The Chinese capital of Beijing was covered in thick smog on Monday as it experienced what its weather bureau has called ‘the worst sandstorm in a decade’.
The storm caused an unprecedented spike in air pollution measurements – with pollution levels in some districts at 160 times the recommended limit.
Hundreds of flights have been cancelled or grounded as the sky turned into an apocalyptic-looking haze of dust. The sand is being brought in by strong winds from Mongolia.
Mongolia is experiencing severe sandstorms, which have already resulted in six deaths while dozens remain missing. China’s Global Times media outlet reported that at least 12 provinces in the country, including the capital, have been affected.
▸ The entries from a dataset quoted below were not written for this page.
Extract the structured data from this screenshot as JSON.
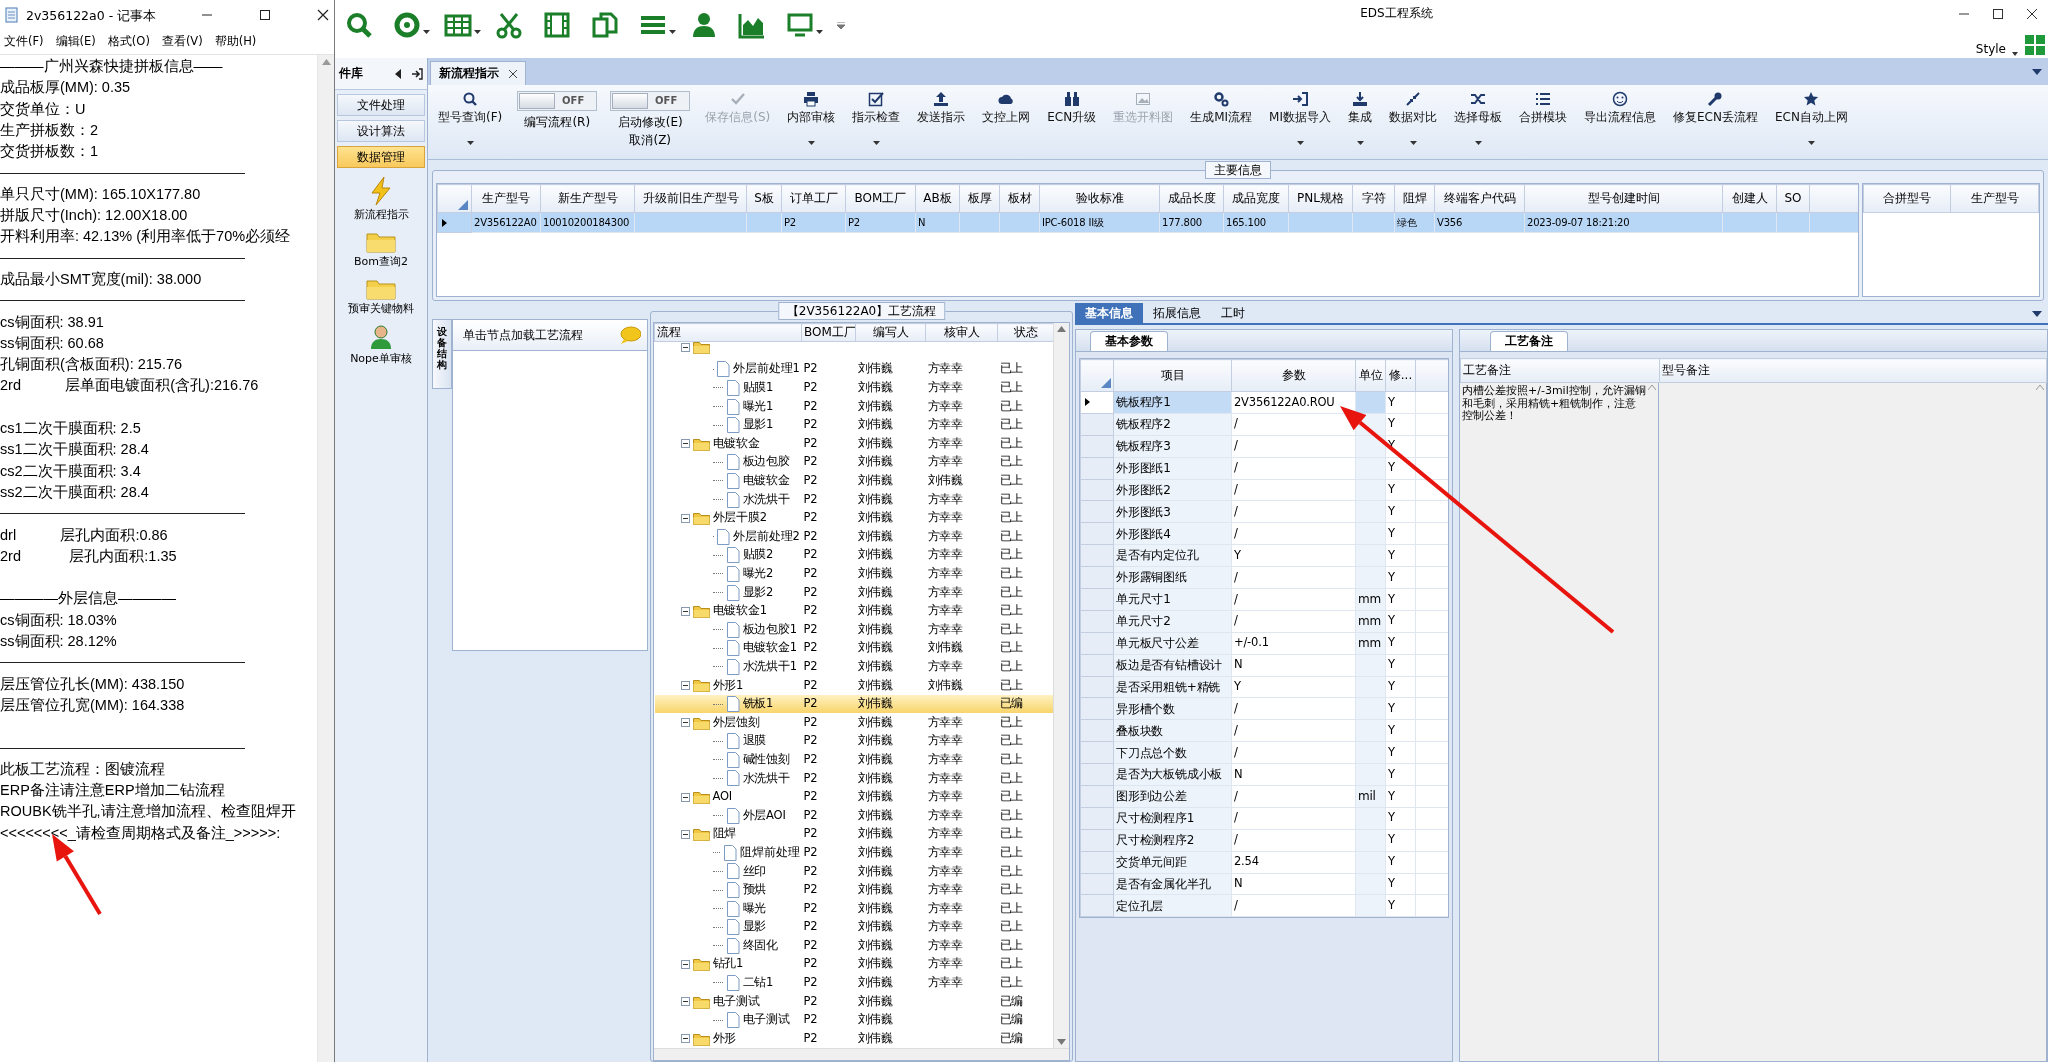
{
  "notepad": {
    "title": "2v356122a0 - 记事本",
    "menu": [
      "文件(F)",
      "编辑(E)",
      "格式(O)",
      "查看(V)",
      "帮助(H)"
    ],
    "lines": [
      {
        "kind": "text",
        "text": "———广州兴森快捷拼板信息——"
      },
      {
        "kind": "text",
        "text": "成品板厚(MM): 0.35"
      },
      {
        "kind": "text",
        "text": "交货单位：U"
      },
      {
        "kind": "text",
        "text": "生产拼板数：2"
      },
      {
        "kind": "text",
        "text": "交货拼板数：1"
      },
      {
        "kind": "rule"
      },
      {
        "kind": "text",
        "text": "单只尺寸(MM): 165.10X177.80"
      },
      {
        "kind": "text",
        "text": "拼版尺寸(Inch): 12.00X18.00"
      },
      {
        "kind": "text",
        "text": "开料利用率: 42.13% (利用率低于70%必须经"
      },
      {
        "kind": "rule"
      },
      {
        "kind": "text",
        "text": "成品最小SMT宽度(mil): 38.000"
      },
      {
        "kind": "rule"
      },
      {
        "kind": "text",
        "text": "cs铜面积: 38.91"
      },
      {
        "kind": "text",
        "text": "ss铜面积: 60.68"
      },
      {
        "kind": "text",
        "text": "孔铜面积(含板面积): 215.76"
      },
      {
        "kind": "text",
        "text": "2rd           层单面电镀面积(含孔):216.76"
      },
      {
        "kind": "blank"
      },
      {
        "kind": "text",
        "text": "cs1二次干膜面积: 2.5"
      },
      {
        "kind": "text",
        "text": "ss1二次干膜面积: 28.4"
      },
      {
        "kind": "text",
        "text": "cs2二次干膜面积: 3.4"
      },
      {
        "kind": "text",
        "text": "ss2二次干膜面积: 28.4"
      },
      {
        "kind": "rule"
      },
      {
        "kind": "text",
        "text": "drl           层孔内面积:0.86"
      },
      {
        "kind": "text",
        "text": "2rd            层孔内面积:1.35"
      },
      {
        "kind": "blank"
      },
      {
        "kind": "text",
        "text": "————外层信息————"
      },
      {
        "kind": "text",
        "text": "cs铜面积: 18.03%"
      },
      {
        "kind": "text",
        "text": "ss铜面积: 28.12%"
      },
      {
        "kind": "rule"
      },
      {
        "kind": "text",
        "text": "层压管位孔长(MM): 438.150"
      },
      {
        "kind": "text",
        "text": "层压管位孔宽(MM): 164.338"
      },
      {
        "kind": "blank"
      },
      {
        "kind": "rule"
      },
      {
        "kind": "text",
        "text": "此板工艺流程：图镀流程"
      },
      {
        "kind": "text",
        "text": "ERP备注请注意ERP增加二钻流程"
      },
      {
        "kind": "text",
        "text": "ROUBK铣半孔,请注意增加流程、检查阻焊开"
      },
      {
        "kind": "text",
        "text": "<<<<<<<<_请检查周期格式及备注_>>>>>:"
      }
    ]
  },
  "app": {
    "title": "EDS工程系统",
    "style_menu": "Style"
  },
  "nav": {
    "header": "件库",
    "items": [
      {
        "label": "文件处理",
        "selected": false
      },
      {
        "label": "设计算法",
        "selected": false
      },
      {
        "label": "数据管理",
        "selected": true
      }
    ],
    "shortcuts": [
      {
        "label": "新流程指示"
      },
      {
        "label": "Bom查询2"
      },
      {
        "label": "预审关键物料"
      },
      {
        "label": "Nope单审核"
      }
    ]
  },
  "doc_tabs": [
    {
      "label": "新流程指示",
      "selected": true
    }
  ],
  "ribbon": [
    {
      "kind": "button",
      "label": "型号查询(F)",
      "menu": true,
      "disabled": false
    },
    {
      "kind": "toggle",
      "label": "编写流程(R)",
      "state_text": "OFF",
      "on": false
    },
    {
      "kind": "toggle",
      "label": "启动修改(E)",
      "label_2": "取消(Z)",
      "state_text": "OFF",
      "on": false
    },
    {
      "kind": "button",
      "label": "保存信息(S)",
      "menu": false,
      "disabled": true
    },
    {
      "kind": "button",
      "label": "内部审核",
      "menu": true,
      "disabled": false
    },
    {
      "kind": "button",
      "label": "指示检查",
      "menu": true,
      "disabled": false
    },
    {
      "kind": "button",
      "label": "发送指示",
      "menu": false,
      "disabled": false
    },
    {
      "kind": "button",
      "label": "文控上网",
      "menu": false,
      "disabled": false
    },
    {
      "kind": "button",
      "label": "ECN升级",
      "menu": false,
      "disabled": false
    },
    {
      "kind": "button",
      "label": "重选开料图",
      "menu": false,
      "disabled": true
    },
    {
      "kind": "button",
      "label": "生成MI流程",
      "menu": false,
      "disabled": false
    },
    {
      "kind": "button",
      "label": "MI数据导入",
      "menu": true,
      "disabled": false
    },
    {
      "kind": "button",
      "label": "集成",
      "menu": true,
      "disabled": false
    },
    {
      "kind": "button",
      "label": "数据对比",
      "menu": true,
      "disabled": false
    },
    {
      "kind": "button",
      "label": "选择母板",
      "menu": true,
      "disabled": false
    },
    {
      "kind": "button",
      "label": "合拼模块",
      "menu": false,
      "disabled": false
    },
    {
      "kind": "button",
      "label": "导出流程信息",
      "menu": false,
      "disabled": false
    },
    {
      "kind": "button",
      "label": "修复ECN丢流程",
      "menu": false,
      "disabled": false
    },
    {
      "kind": "button",
      "label": "ECN自动上网",
      "menu": true,
      "disabled": false
    }
  ],
  "main_info": {
    "legend": "主要信息",
    "columns": [
      "生产型号",
      "新生产型号",
      "升级前旧生产型号",
      "S板",
      "订单工厂",
      "BOM工厂",
      "AB板",
      "板厚",
      "板材",
      "验收标准",
      "成品长度",
      "成品宽度",
      "PNL规格",
      "字符",
      "阻焊",
      "终端客户代码",
      "型号创建时间",
      "创建人",
      "SO"
    ],
    "rows": [
      {
        "selected": true,
        "cells": [
          "2V356122A0",
          "10010200184300",
          null,
          null,
          "P2",
          "P2",
          "N",
          null,
          null,
          "IPC-6018 II级",
          "177.800",
          "165.100",
          null,
          null,
          "绿色",
          "V356",
          "2023-09-07 18:21:20",
          null,
          null
        ]
      }
    ],
    "side_columns": [
      "合拼型号",
      "生产型号"
    ]
  },
  "process": {
    "side_tab": "设备结构",
    "hint": "单击节点加载工艺流程",
    "legend": "【2V356122A0】工艺流程",
    "columns": [
      "流程",
      "BOM工厂",
      "编写人",
      "核审人",
      "状态"
    ],
    "tree": [
      {
        "expanded": true,
        "selected": false,
        "children": [
          {
            "label": "外层前处理1",
            "bom": "P2",
            "author": "刘伟巍",
            "reviewer": "方幸幸",
            "status": "已上",
            "selected": false
          },
          {
            "label": "贴膜1",
            "bom": "P2",
            "author": "刘伟巍",
            "reviewer": "方幸幸",
            "status": "已上",
            "selected": false
          },
          {
            "label": "曝光1",
            "bom": "P2",
            "author": "刘伟巍",
            "reviewer": "方幸幸",
            "status": "已上",
            "selected": false
          },
          {
            "label": "显影1",
            "bom": "P2",
            "author": "刘伟巍",
            "reviewer": "方幸幸",
            "status": "已上",
            "selected": false
          }
        ]
      },
      {
        "label": "电镀软金",
        "bom": "P2",
        "author": "刘伟巍",
        "reviewer": "方幸幸",
        "status": "已上",
        "expanded": true,
        "selected": false,
        "children": [
          {
            "label": "板边包胶",
            "bom": "P2",
            "author": "刘伟巍",
            "reviewer": "方幸幸",
            "status": "已上",
            "selected": false
          },
          {
            "label": "电镀软金",
            "bom": "P2",
            "author": "刘伟巍",
            "reviewer": "刘伟巍",
            "status": "已上",
            "selected": false
          },
          {
            "label": "水洗烘干",
            "bom": "P2",
            "author": "刘伟巍",
            "reviewer": "方幸幸",
            "status": "已上",
            "selected": false
          }
        ]
      },
      {
        "label": "外层干膜2",
        "bom": "P2",
        "author": "刘伟巍",
        "reviewer": "方幸幸",
        "status": "已上",
        "expanded": true,
        "selected": false,
        "children": [
          {
            "label": "外层前处理2",
            "bom": "P2",
            "author": "刘伟巍",
            "reviewer": "方幸幸",
            "status": "已上",
            "selected": false
          },
          {
            "label": "贴膜2",
            "bom": "P2",
            "author": "刘伟巍",
            "reviewer": "方幸幸",
            "status": "已上",
            "selected": false
          },
          {
            "label": "曝光2",
            "bom": "P2",
            "author": "刘伟巍",
            "reviewer": "方幸幸",
            "status": "已上",
            "selected": false
          },
          {
            "label": "显影2",
            "bom": "P2",
            "author": "刘伟巍",
            "reviewer": "方幸幸",
            "status": "已上",
            "selected": false
          }
        ]
      },
      {
        "label": "电镀软金1",
        "bom": "P2",
        "author": "刘伟巍",
        "reviewer": "方幸幸",
        "status": "已上",
        "expanded": true,
        "selected": false,
        "children": [
          {
            "label": "板边包胶1",
            "bom": "P2",
            "author": "刘伟巍",
            "reviewer": "方幸幸",
            "status": "已上",
            "selected": false
          },
          {
            "label": "电镀软金1",
            "bom": "P2",
            "author": "刘伟巍",
            "reviewer": "刘伟巍",
            "status": "已上",
            "selected": false
          },
          {
            "label": "水洗烘干1",
            "bom": "P2",
            "author": "刘伟巍",
            "reviewer": "方幸幸",
            "status": "已上",
            "selected": false
          }
        ]
      },
      {
        "label": "外形1",
        "bom": "P2",
        "author": "刘伟巍",
        "reviewer": "刘伟巍",
        "status": "已上",
        "expanded": true,
        "selected": false,
        "children": [
          {
            "label": "铣板1",
            "bom": "P2",
            "author": "刘伟巍",
            "status": "已编",
            "selected": true
          }
        ]
      },
      {
        "label": "外层蚀刻",
        "bom": "P2",
        "author": "刘伟巍",
        "reviewer": "方幸幸",
        "status": "已上",
        "expanded": true,
        "selected": false,
        "children": [
          {
            "label": "退膜",
            "bom": "P2",
            "author": "刘伟巍",
            "reviewer": "方幸幸",
            "status": "已上",
            "selected": false
          },
          {
            "label": "碱性蚀刻",
            "bom": "P2",
            "author": "刘伟巍",
            "reviewer": "方幸幸",
            "status": "已上",
            "selected": false
          },
          {
            "label": "水洗烘干",
            "bom": "P2",
            "author": "刘伟巍",
            "reviewer": "方幸幸",
            "status": "已上",
            "selected": false
          }
        ]
      },
      {
        "label": "AOI",
        "bom": "P2",
        "author": "刘伟巍",
        "reviewer": "方幸幸",
        "status": "已上",
        "expanded": true,
        "selected": false,
        "children": [
          {
            "label": "外层AOI",
            "bom": "P2",
            "author": "刘伟巍",
            "reviewer": "方幸幸",
            "status": "已上",
            "selected": false
          }
        ]
      },
      {
        "label": "阻焊",
        "bom": "P2",
        "author": "刘伟巍",
        "reviewer": "方幸幸",
        "status": "已上",
        "expanded": true,
        "selected": false,
        "children": [
          {
            "label": "阻焊前处理",
            "bom": "P2",
            "author": "刘伟巍",
            "reviewer": "方幸幸",
            "status": "已上",
            "selected": false
          },
          {
            "label": "丝印",
            "bom": "P2",
            "author": "刘伟巍",
            "reviewer": "方幸幸",
            "status": "已上",
            "selected": false
          },
          {
            "label": "预烘",
            "bom": "P2",
            "author": "刘伟巍",
            "reviewer": "方幸幸",
            "status": "已上",
            "selected": false
          },
          {
            "label": "曝光",
            "bom": "P2",
            "author": "刘伟巍",
            "reviewer": "方幸幸",
            "status": "已上",
            "selected": false
          },
          {
            "label": "显影",
            "bom": "P2",
            "author": "刘伟巍",
            "reviewer": "方幸幸",
            "status": "已上",
            "selected": false
          },
          {
            "label": "终固化",
            "bom": "P2",
            "author": "刘伟巍",
            "reviewer": "方幸幸",
            "status": "已上",
            "selected": false
          }
        ]
      },
      {
        "label": "钻孔1",
        "bom": "P2",
        "author": "刘伟巍",
        "reviewer": "方幸幸",
        "status": "已上",
        "expanded": true,
        "selected": false,
        "children": [
          {
            "label": "二钻1",
            "bom": "P2",
            "author": "刘伟巍",
            "reviewer": "方幸幸",
            "status": "已上",
            "selected": false
          }
        ]
      },
      {
        "label": "电子测试",
        "bom": "P2",
        "author": "刘伟巍",
        "status": "已编",
        "expanded": true,
        "selected": false,
        "children": [
          {
            "label": "电子测试",
            "bom": "P2",
            "author": "刘伟巍",
            "status": "已编",
            "selected": false
          }
        ]
      },
      {
        "label": "外形",
        "bom": "P2",
        "author": "刘伟巍",
        "status": "已编",
        "expanded": true,
        "selected": false
      }
    ]
  },
  "details": {
    "tabs": [
      {
        "label": "基本信息",
        "selected": true
      },
      {
        "label": "拓展信息",
        "selected": false
      },
      {
        "label": "工时",
        "selected": false
      }
    ],
    "params": {
      "tab": "基本参数",
      "columns": [
        "项目",
        "参数",
        "单位",
        "修..."
      ],
      "rows": [
        {
          "item": "铣板程序1",
          "value": "2V356122A0.ROU",
          "flag": "Y",
          "selected": true
        },
        {
          "item": "铣板程序2",
          "value": "/",
          "flag": "Y",
          "selected": false
        },
        {
          "item": "铣板程序3",
          "value": "/",
          "flag": "Y",
          "selected": false
        },
        {
          "item": "外形图纸1",
          "value": "/",
          "flag": "Y",
          "selected": false
        },
        {
          "item": "外形图纸2",
          "value": "/",
          "flag": "Y",
          "selected": false
        },
        {
          "item": "外形图纸3",
          "value": "/",
          "flag": "Y",
          "selected": false
        },
        {
          "item": "外形图纸4",
          "value": "/",
          "flag": "Y",
          "selected": false
        },
        {
          "item": "是否有内定位孔",
          "value": "Y",
          "flag": "Y",
          "selected": false
        },
        {
          "item": "外形露铜图纸",
          "value": "/",
          "flag": "Y",
          "selected": false
        },
        {
          "item": "单元尺寸1",
          "value": "/",
          "unit": "mm",
          "flag": "Y",
          "selected": false
        },
        {
          "item": "单元尺寸2",
          "value": "/",
          "unit": "mm",
          "flag": "Y",
          "selected": false
        },
        {
          "item": "单元板尺寸公差",
          "value": "+/-0.1",
          "unit": "mm",
          "flag": "Y",
          "selected": false
        },
        {
          "item": "板边是否有钻槽设计",
          "value": "N",
          "flag": "Y",
          "selected": false
        },
        {
          "item": "是否采用粗铣+精铣",
          "value": "Y",
          "flag": "Y",
          "selected": false
        },
        {
          "item": "异形槽个数",
          "value": "/",
          "flag": "Y",
          "selected": false
        },
        {
          "item": "叠板块数",
          "value": "/",
          "flag": "Y",
          "selected": false
        },
        {
          "item": "下刀点总个数",
          "value": "/",
          "flag": "Y",
          "selected": false
        },
        {
          "item": "是否为大板铣成小板",
          "value": "N",
          "flag": "Y",
          "selected": false
        },
        {
          "item": "图形到边公差",
          "value": "/",
          "unit": "mil",
          "flag": "Y",
          "selected": false
        },
        {
          "item": "尺寸检测程序1",
          "value": "/",
          "flag": "Y",
          "selected": false
        },
        {
          "item": "尺寸检测程序2",
          "value": "/",
          "flag": "Y",
          "selected": false
        },
        {
          "item": "交货单元间距",
          "value": "2.54",
          "flag": "Y",
          "selected": false
        },
        {
          "item": "是否有金属化半孔",
          "value": "N",
          "flag": "Y",
          "selected": false
        },
        {
          "item": "定位孔层",
          "value": "/",
          "flag": "Y",
          "selected": false
        }
      ]
    },
    "notes": {
      "tab": "工艺备注",
      "columns": [
        "工艺备注",
        "型号备注"
      ],
      "process_note": "内槽公差按照+/-3mil控制，允许漏铜和毛刺，采用精铣+粗铣制作，注意控制公差！"
    }
  },
  "annotations": [
    {
      "kind": "arrow",
      "color": "#e8140e"
    },
    {
      "kind": "arrow",
      "color": "#e8140e"
    }
  ]
}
The weather is likely to continue through the day on Monday and improve at night, it added.
“It looks like the end of the world,” Beijing resident Flora Zou told news agency Reuters. “In this kind of weather I really, really don’t want to be outside.”
The WHO currently sets safe levels of air quality based on the concentration of polluting particles called particulate matter (PM) found in the air.
According to news wire AFP quoting the Global Times, the PM 10 pollution in six central districts reached “over 8,100 micrograms per cubic metre” on Monday. The WHO considers levels between 0-54 as “good” and 55-154″ as “moderate” levels of PM 10.
AFP added that schools had been told to cancel outdoor events, and those with respiratory diseases advised to stay indoors.